Organisation:Trinity College Dublin
- genetics, genomics and molecular biology
- Clinical Trials
My research interest in lymphoid malignancies is based on clinical trial involvement and translating molecular diagnostics into precision medicine pathways. I direct the Cancer Trials Unit (CTU) at St James Hospital (SJH) and am PI of 17 Phase II/III trials(5 open/12 completed) leading to 7 publications. I collaborate internationally with the European Mantle Cell Lymphoma (MCL) network and am on the lymphoma sub-group of the European Blood and Marrow Transplant (EBMT) and have co-authored 7 registry publications.
I direct the Cancer Molecular Diagnostic (CMD) laboratory at SJH which provides a national diagnostic service focussing on
(1) MCL including association with t(11;14) and treatment pathway incorporating transplantation, targeted therapy with ibrutinib and MRD-based treatment.
(2) Chronic lymphocytic leukaemia (CLL):I opened the only national multi-institutional phase II molecular and clinical trial, (published 2017). I collaborate with the European Research Initiative in CLL ‘big data’ project (submitting 140 genetically characterised cases). I am PI of a recruiting multi-institutional molecular epidemiology study of CLL.
(3) T lymphoid malignancies: the molecular diagnosis of T-large granular lymphocytic leukaemia and molecular analysis-based risk of coeliac disease transformation to lymphoma
I collaborate with Dr McElligott from Trinity Translational Medicine Institute (TTMI) who investigates cellular mechanisms of leukaemogenesis and new drug therapies and Professor Bracken (TCD) who leads an SFI-funded project ‘Understanding the role of EZH2 deregulation in B-Cell Lymphomas’.
Translational research in germinal centre lymphomas:
- I collaborate with Professor Adrian Bracken, Smurfit Institute of Genetics, TCD and Prof J Fitzgibbon, Barts Cancer Institute, on the role of EZH2 in germinal centre lymphomagenesis and will co-supervise a PhD student on that project in the next year working on a small biobank of available samples. The next phase of this study will require the identification and genetic characterization by NGS of different types of germinal centre lymphomas which can then be studied epigenetically. EZH2 inhibitors are clinically active, however their therapeutic activity does not co-segregate with mutation status and further analysis with the NGS based lymphoma chip which we can access through a current collaborator is likely to elucidate genetic pathways relevant to epigenetic disruption. EZH2 inhibitors are currently in phase 1 clinical trials and I would hope to open a relevant clinical trial for my lymphoma cohort. This project would suit a clinician scientist by providing clinical trial experience, translational experience by deep sequencing characterization of lymphomas in TTMI and finally functional epigenetic analysis in the Institute of Genetics.

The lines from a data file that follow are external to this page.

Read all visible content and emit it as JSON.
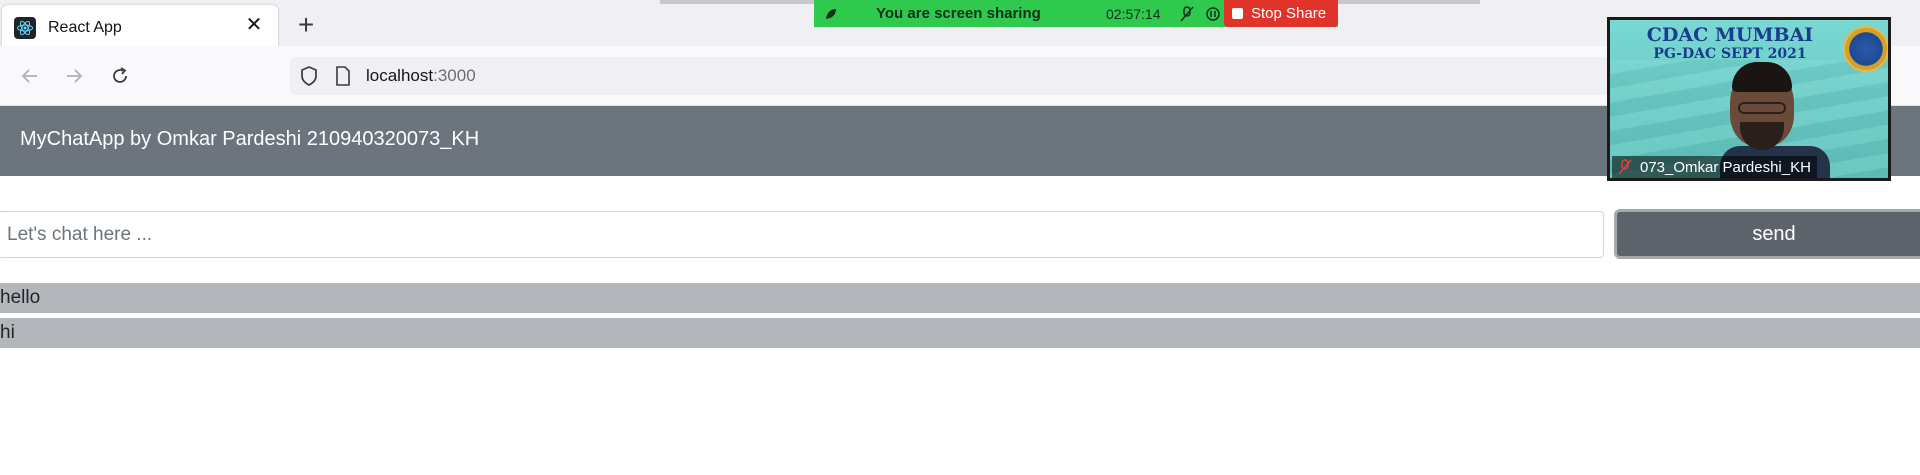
{
  "browser": {
    "tab": {
      "title": "React App",
      "close_glyph": "✕",
      "favicon": "react-icon"
    },
    "new_tab_glyph": "+",
    "url": {
      "host": "localhost",
      "port": ":3000"
    }
  },
  "screen_share": {
    "message": "You are screen sharing",
    "timer": "02:57:14",
    "stop_label": "Stop Share"
  },
  "app": {
    "title": "MyChatApp by Omkar Pardeshi 210940320073_KH",
    "input_placeholder": "Let's chat here ...",
    "send_label": "send",
    "messages": [
      "hello",
      "hi"
    ]
  },
  "video": {
    "title": "CDAC MUMBAI",
    "subtitle": "PG-DAC SEPT 2021",
    "participant_name": "073_Omkar Pardeshi_KH"
  },
  "colors": {
    "header": "#6c757d",
    "send_button": "#5c636a",
    "message_bg": "#b3b7bb",
    "share_bar": "#2fc94d",
    "stop_button": "#e0332a"
  }
}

CART therapy with axicabtagene ciloleuce (Gilead) and tisagenlecleucel (Novartis) may cure patients with otherwise refractory B-lymphoid malignancies and is undergoing EMEA review. CART therapy is delivered through allogeneic Stem Cell Transplant units such as the national SJH unit, because it is complex, toxic and expensive. We will collaborate with scientists in the TCD School of Immunology, to dissect the immunologically driven, idiosyncratic toxicities of CART therapy in vitro and this collaboration will have an international element also.
Regulation of chronic lymphocytic leukaemia cell homing and trafficking:
- Inhibition of the B cell receptor (BCR) signalling pathway has shown remarkable clinical activity in chronic lymphocytic leukaemia (CLL). In collaboration with Dr Tony McElligott in the TTMI, we have shown that the transcription factor STAT3 is a downstream target of BCR signalling and has a key role in regulating both cell survival and expression of L-selection, a key adhesion molecular homing and trafficking of CLL cells to lymph node microenvironments. We wish to further investigate the cross-talk between the BCR and the JAK/STAT3 signalling pathways and investigate novel therapeutic strategies for patients who do not respond well to BCR inhibitor therapy.